01.04.01. Social protection schemes | New Zealand
01.04.01. Social protection schemes | New Zealand
14 Sep 2022
Social protection schemes implemented by the government:
An excerpt from a report by the Welfare expert advisory group (Welfare Expert Advisory Group, 2019) a group established in 2018 to undertake a review of New Zealand’s social welfare system serves to summarise the origins of the system and its shortfalls.
“A social contract between the Government and its citizens was established in New Zealand legislation with the Social Security Act 1938. Government would provide financial assistance for New Zealanders unable to achieve an adequate standard of living (which remains central to the social security system), alongside other critical support such as access to health care, education, housing, and adequate employment. In return, people receiving financial support would participate in training or other activities and seek employment when appropriate. This social contract is now out of balance.
The current system is based on conditionality including sanctions and is tightly targeted, with inadequate support to meet even basic needs. The experience of using the system is unsatisfactory and damaging for too many of the highest need and poorest people. We heard overwhelmingly during our consultation that the system diminishes trust, causes anger and resentment, and contributes to toxic levels of stress. There is little evidence in support of using obligations and sanctions (as in the current system) to change behaviour, rather, there is research indicating that they compound social harm and disconnectedness” (Welfare Expert Advisory Group, 2019).
Social protection schemes implemented by the government cover a broad range of circumstances including the loss of employment or inability to work, urgent or unexpected costs, help with living expenses, raising, children or caring for someone else, and superannuation for seniors aged 65+ (Ministry of Social Development, n.d.).
The main benefits for those of working age are:
- Jobseeker Support – for people who can usually look for or prepare for work.
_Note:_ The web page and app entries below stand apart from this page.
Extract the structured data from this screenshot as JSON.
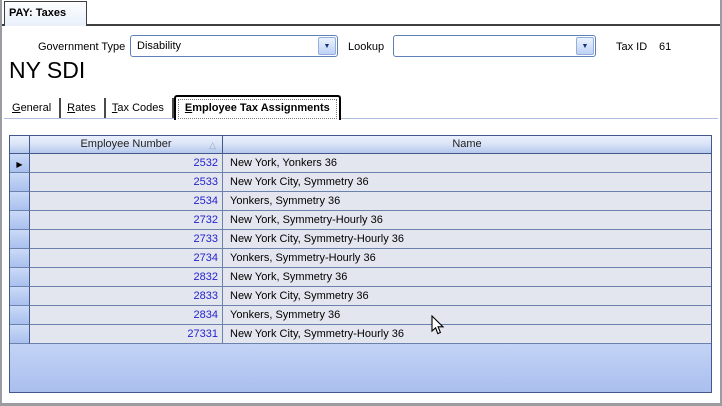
{
  "window": {
    "title_tab": "PAY: Taxes"
  },
  "toolbar": {
    "government_type": {
      "label": "Government Type",
      "value": "Disability"
    },
    "lookup": {
      "label": "Lookup",
      "value": ""
    },
    "tax_id": {
      "label": "Tax ID",
      "value": "61"
    }
  },
  "page_title": "NY SDI",
  "tabs": [
    {
      "label": "General",
      "hotkey": "G",
      "rest": "eneral",
      "active": false
    },
    {
      "label": "Rates",
      "hotkey": "R",
      "rest": "ates",
      "active": false
    },
    {
      "label": "Tax Codes",
      "hotkey": "T",
      "rest": "ax Codes",
      "active": false
    },
    {
      "label": "Employee Tax Assignments",
      "hotkey": "E",
      "rest": "mployee Tax Assignments",
      "active": true
    }
  ],
  "grid": {
    "columns": {
      "employee_number": "Employee Number",
      "name": "Name"
    },
    "sort": {
      "column": "Employee Number",
      "direction": "ascending",
      "icon": "△"
    },
    "current_row_marker": "▶",
    "rows": [
      {
        "employee_number": "2532",
        "name": "New York, Yonkers 36",
        "current": true
      },
      {
        "employee_number": "2533",
        "name": "New York City, Symmetry 36",
        "current": false
      },
      {
        "employee_number": "2534",
        "name": "Yonkers, Symmetry 36",
        "current": false
      },
      {
        "employee_number": "2732",
        "name": "New York, Symmetry-Hourly 36",
        "current": false
      },
      {
        "employee_number": "2733",
        "name": "New York City, Symmetry-Hourly 36",
        "current": false
      },
      {
        "employee_number": "2734",
        "name": "Yonkers, Symmetry-Hourly 36",
        "current": false
      },
      {
        "employee_number": "2832",
        "name": "New York, Symmetry 36",
        "current": false
      },
      {
        "employee_number": "2833",
        "name": "New York City, Symmetry 36",
        "current": false
      },
      {
        "employee_number": "2834",
        "name": "Yonkers, Symmetry 36",
        "current": false
      },
      {
        "employee_number": "27331",
        "name": "New York City, Symmetry-Hourly 36",
        "current": false
      }
    ]
  },
  "icons": {
    "dropdown_arrow": "▼"
  },
  "colors": {
    "grid_border": "#44588c",
    "grid_line": "#6d81ad",
    "header_gradient_top": "#eaf0fc",
    "header_gradient_bottom": "#b5c8ee",
    "row_selector_top": "#cadaf7",
    "row_selector_bottom": "#a9c0ee",
    "cell_background": "#e4e6ef",
    "empty_area": "#b7c9f1",
    "employee_number_text": "#2222cc",
    "combo_border": "#5d80b6",
    "tab_baseline": "#aebcdd",
    "window_border": "#9b9ba1"
  }
}
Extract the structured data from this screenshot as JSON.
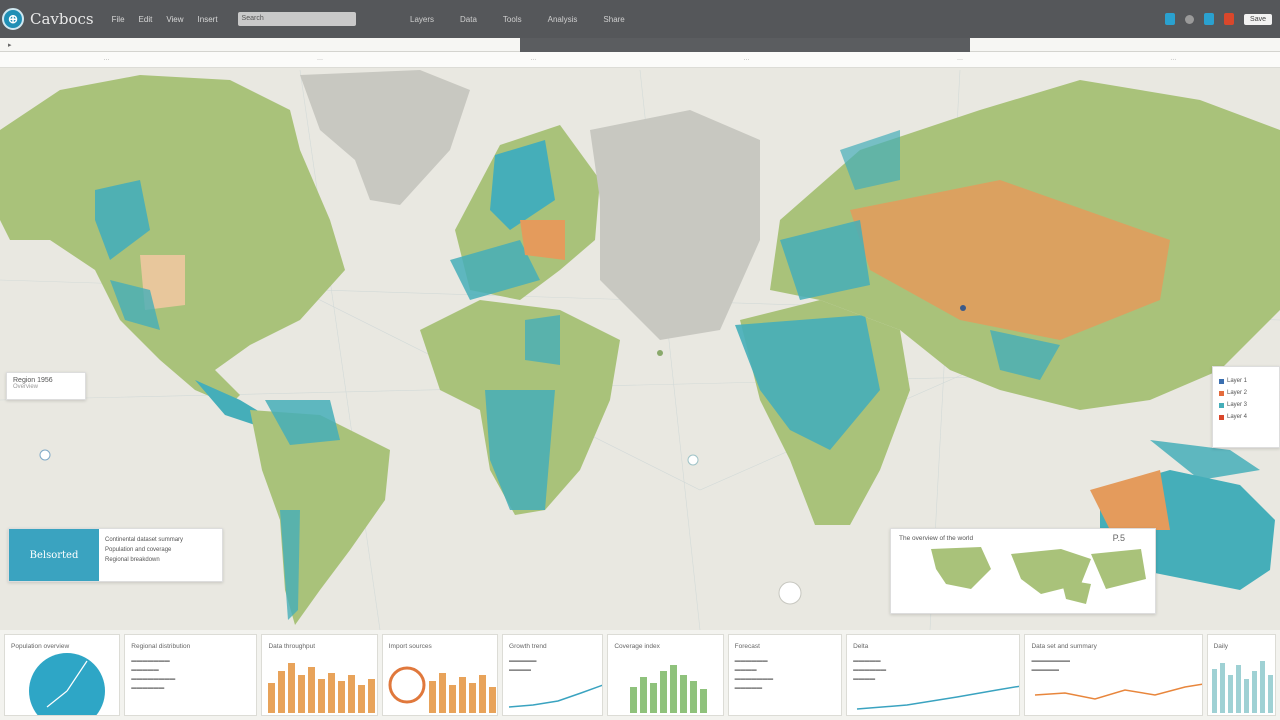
{
  "app": {
    "brand": "Cavbocs",
    "menu": [
      "File",
      "Edit",
      "View",
      "Insert"
    ],
    "search_placeholder": "Search",
    "actions": [
      "Layers",
      "Data",
      "Tools",
      "Analysis",
      "Share"
    ],
    "save_label": "Save"
  },
  "map": {
    "left_card_title": "Region 1956",
    "left_card_sub": "Overview",
    "feature_card_title": "Belsorted",
    "feature_card_lines": [
      "Continental dataset summary",
      "Population and coverage",
      "Regional breakdown"
    ],
    "mini_card_title": "The overview of the world",
    "mini_card_value": "P.5",
    "right_legend": [
      "Layer 1",
      "Layer 2",
      "Layer 3",
      "Layer 4"
    ]
  },
  "panels": [
    {
      "title": "Population overview"
    },
    {
      "title": "Regional distribution"
    },
    {
      "title": "Data throughput"
    },
    {
      "title": "Import sources"
    },
    {
      "title": "Growth trend"
    },
    {
      "title": "Coverage index"
    },
    {
      "title": "Forecast"
    },
    {
      "title": "Delta"
    },
    {
      "title": "Data set and summary"
    },
    {
      "title": "Daily"
    }
  ],
  "colors": {
    "land_green": "#a9c27a",
    "land_teal": "#45aeb9",
    "land_orange": "#e49b5c",
    "land_gray": "#c8c8c1",
    "ocean": "#e9e8e1"
  }
}
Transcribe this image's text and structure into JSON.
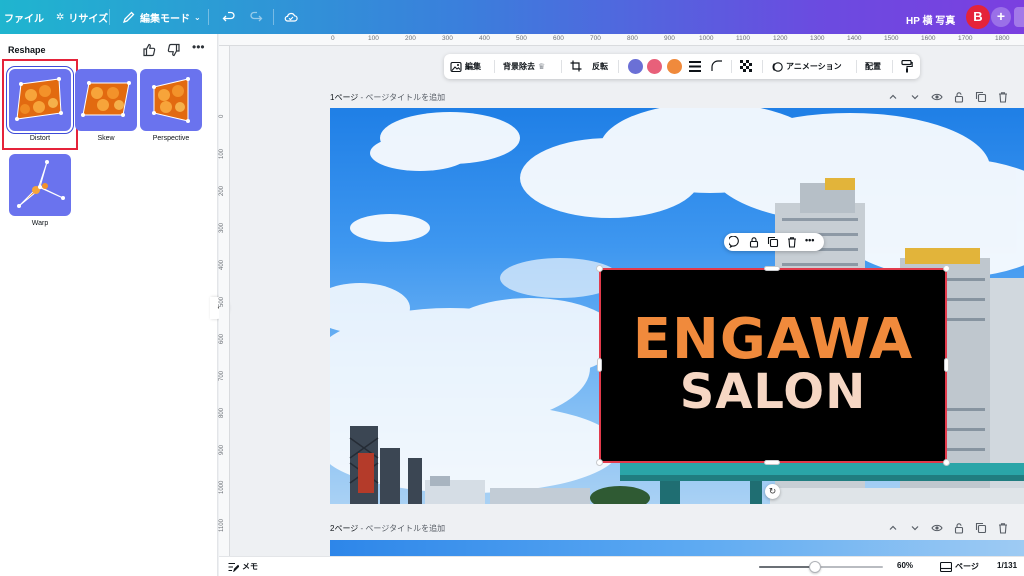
{
  "topbar": {
    "file": "ファイル",
    "resize": "リサイズ",
    "edit_mode": "編集モード",
    "doc_title": "HP 横 写真",
    "avatar_letter": "B",
    "plus": "+"
  },
  "panel": {
    "title": "Reshape",
    "options": [
      {
        "label": "Distort",
        "selected": true
      },
      {
        "label": "Skew"
      },
      {
        "label": "Perspective"
      },
      {
        "label": "Warp"
      }
    ],
    "collapse": "‹"
  },
  "ruler": {
    "top": [
      "0",
      "100",
      "200",
      "300",
      "400",
      "500",
      "600",
      "700",
      "800",
      "900",
      "1000",
      "1100",
      "1200",
      "1300",
      "1400",
      "1500",
      "1600",
      "1700",
      "1800"
    ],
    "left": [
      "0",
      "100",
      "200",
      "300",
      "400",
      "500",
      "600",
      "700",
      "800",
      "900",
      "1000",
      "1100"
    ]
  },
  "toolbar": {
    "edit": "編集",
    "bg_remove": "背景除去",
    "flip": "反転",
    "animation": "アニメーション",
    "arrange": "配置",
    "colors": [
      "#6b70d6",
      "#e8607a",
      "#f08a3c"
    ]
  },
  "pages": [
    {
      "number": "1ページ",
      "title_placeholder": "ページタイトルを追加"
    },
    {
      "number": "2ページ",
      "title_placeholder": "ページタイトルを追加"
    }
  ],
  "canvas": {
    "sign_line1": "ENGAWA",
    "sign_line2": "SALON"
  },
  "bottombar": {
    "notes": "メモ",
    "zoom": "60%",
    "zoom_fraction": 0.45,
    "pages": "ページ",
    "page_count": "1/131"
  },
  "colors": {
    "accent_red": "#e5233a",
    "tile_bg": "#6a73ee"
  }
}
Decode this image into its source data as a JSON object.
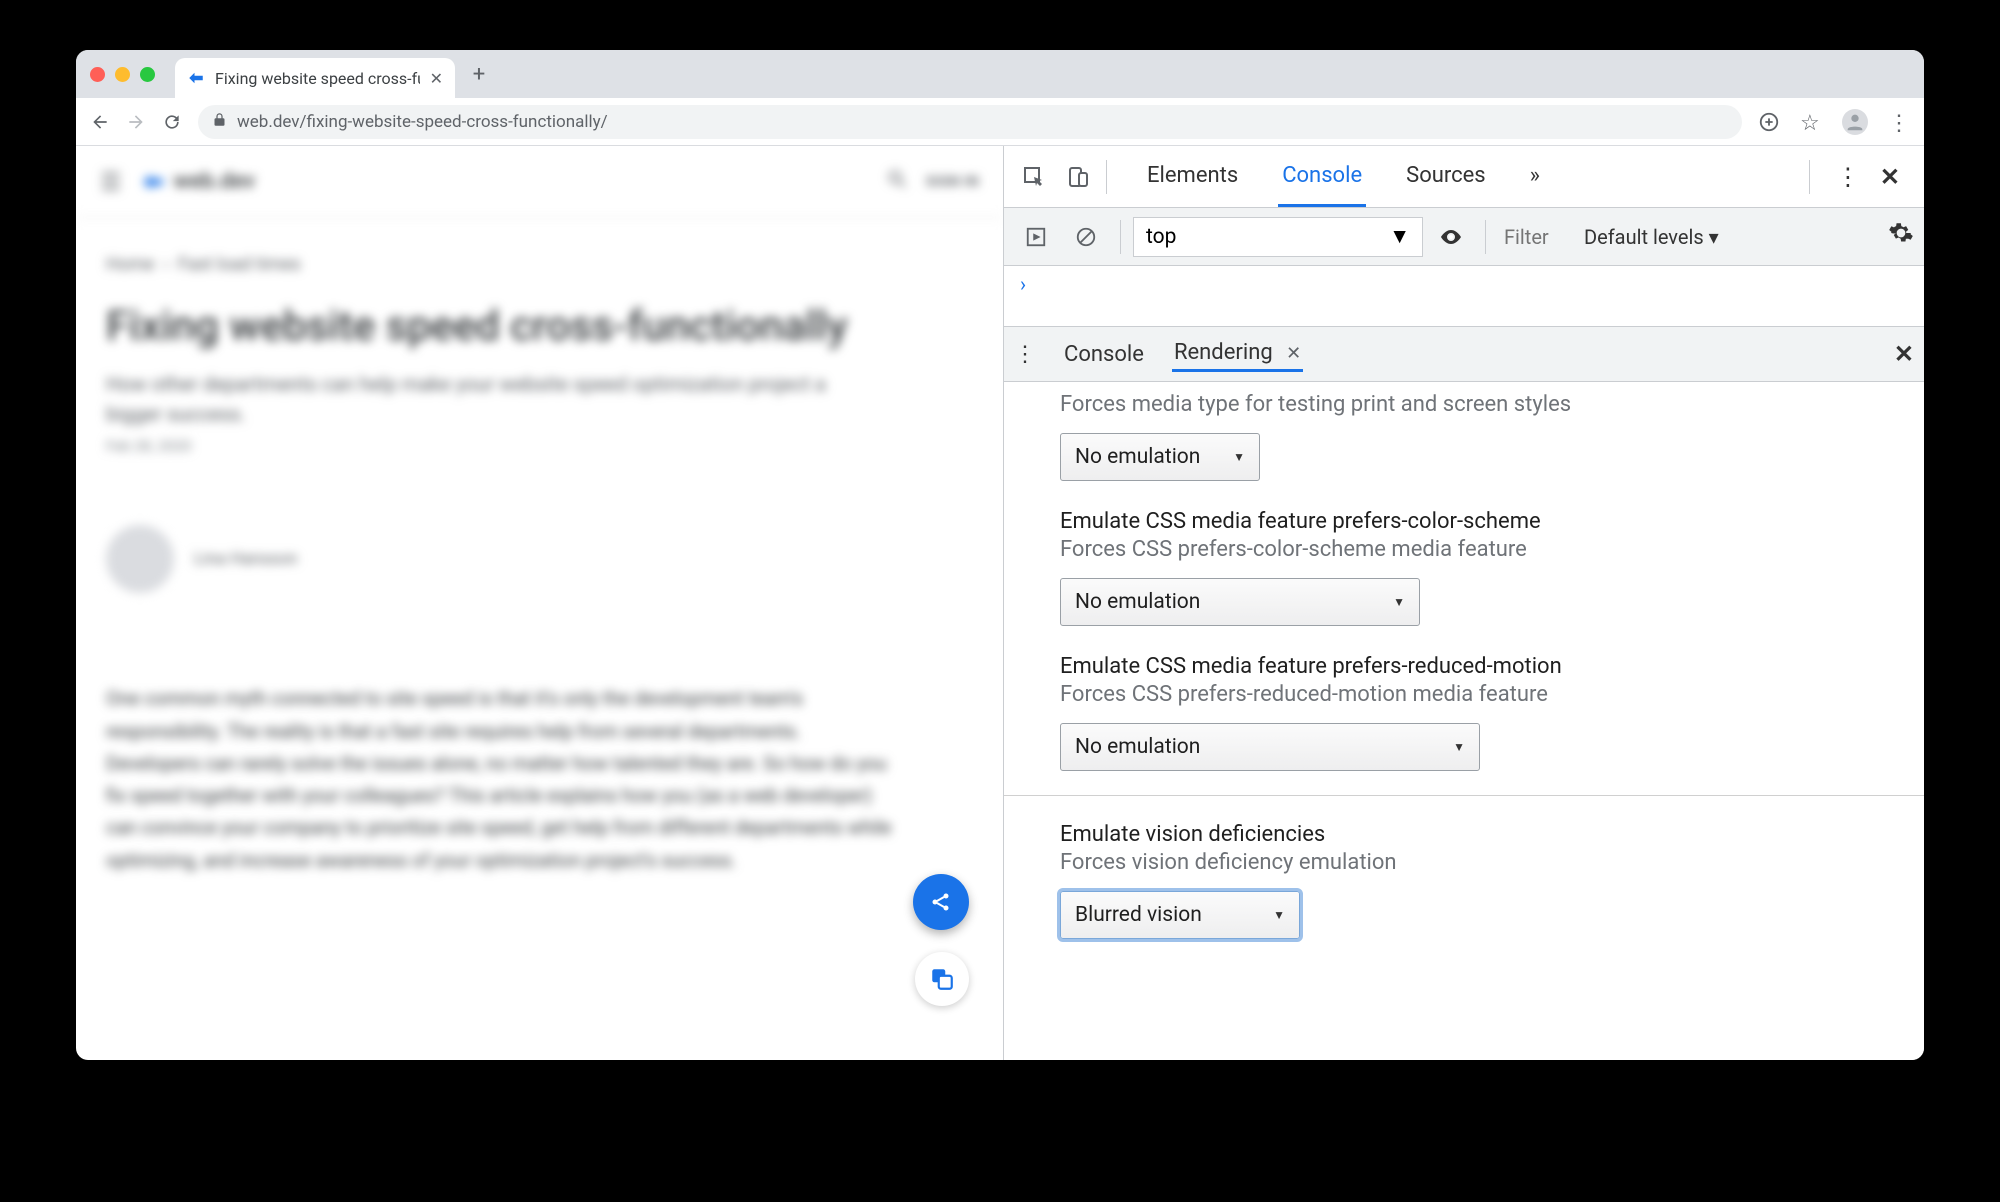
{
  "browser": {
    "tab_title": "Fixing website speed cross-fu",
    "url": "web.dev/fixing-website-speed-cross-functionally/"
  },
  "page": {
    "brand": "web.dev",
    "signin": "SIGN IN",
    "breadcrumbs_home": "Home",
    "breadcrumbs_cat": "Fast load times",
    "title": "Fixing website speed cross-functionally",
    "subtitle": "How other departments can help make your website speed optimization project a bigger success.",
    "date": "Feb 28, 2020",
    "author": "Lina Hansson",
    "body": "One common myth connected to site speed is that it's only the development team's responsibility. The reality is that a fast site requires help from several departments. Developers can rarely solve the issues alone, no matter how talented they are. So how do you fix speed together with your colleagues? This article explains how you (as a web developer) can convince your company to prioritize site speed, get help from different departments while optimizing, and increase awareness of your optimization project's success."
  },
  "devtools": {
    "tabs": {
      "elements": "Elements",
      "console": "Console",
      "sources": "Sources"
    },
    "sub": {
      "context": "top",
      "filter_placeholder": "Filter",
      "levels": "Default levels ▾"
    },
    "console_prompt": "›",
    "drawer": {
      "console": "Console",
      "rendering": "Rendering"
    },
    "rendering": {
      "media_type_desc": "Forces media type for testing print and screen styles",
      "media_type_value": "No emulation",
      "pcs_title": "Emulate CSS media feature prefers-color-scheme",
      "pcs_desc": "Forces CSS prefers-color-scheme media feature",
      "pcs_value": "No emulation",
      "prm_title": "Emulate CSS media feature prefers-reduced-motion",
      "prm_desc": "Forces CSS prefers-reduced-motion media feature",
      "prm_value": "No emulation",
      "vision_title": "Emulate vision deficiencies",
      "vision_desc": "Forces vision deficiency emulation",
      "vision_value": "Blurred vision"
    }
  }
}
It also includes people who can only work part-time or cannot look for work at the moment (e.g., they have a health condition, injury, or disability).
- Sole Parent Support – Sole Parent Support is for single parents, with at least one dependent child under 14 years, who can look for or prepare for part-time work.
- Supported Living Payment – Supported Living Payment is for people who have, or care for someone with, a health condition, injury or disability that severely limits their ability to work on a long-term basis.
- Other benefits include the Youth Payment and Young Parent Payment (YP/YPP), Emergency Benefit (EB), Emergency Maintenance Allowance (EMA), Jobseeker Support Student Hardship (JSSH), Widow’s Benefit Overseas (WBO), and Sole Parent Support Overseas.
- Supplementary benefits: The Accommodation Supplement is a weekly payment to assist people on low incomes with their rent, board, or the cost of owning a home.
The Disability Allowance is a weekly payment to assist people who have on-going costs because of a disability. Temporary Additional Support is a weekly payment that helps people to cover essential living costs that cannot be met from their income and through other resources.
Hardship assistance includes but is not limited to: Special Needs Grants (SNGs), Benefit Advances (ADVs) and Recoverable Assistance Payments (RAPs). These forms of assistance are designed to help people who have immediate needs.
NZ Superannuation and the veterans pension:
To be eligible for NZ Superannuation you need to be: 65 years or over, a New Zealand citizen or permanent resident, and living in New Zealand, the Cook Islands, Niue or Tokelau at the time you apply. You must also have lived in New Zealand (or a country New Zealand has a Social Security Agreement with) for a specific period. You don’t have to be retired from work to get NZ Superannuation as it’s not income tested.
Social protection schemes implemented by development partners or international:
The most recent statistics available from the March 2020 quarter show that 10.3% of the working age population were receiving a main benefit. Job seekers accounted for 5% of these, sole parents 2%, and supported living 3.1%, with other main benefits the remaining 0.2%. People with a health condition account for over 50% of those on a main benefit (Welfare Expert Advisory Group, 2019). There is also a trend for an increase in the number of hardship grants allocated over the same time period. Māori make up 36% of all working age people receiving a benefit as the primary recipient and over 50% of Māori children are growing up in households receiving the main benefit (Ministry of Social Development, 2016).
Ministry of Social Development. (2016). The Social Report 2016 – Te pūrongo oranga tangata. Wellington Ministry of Social Development 2016.
Ministry of Social Development. (n.d.). Benefits and payments. Work and Income website. Available from: https://www.workandincome.govt.nz/eligibility/index.html.
Welfare Expert Advisory Group. (2019). Whakamana Tāngata: Restoring dignity to social security in New Zealand. Welfare Expert Advisory Group. Available from: http://www.weag.govt.nz/assets/documents/WEAG-report/aed960c3ce/WEAG-Report.pdf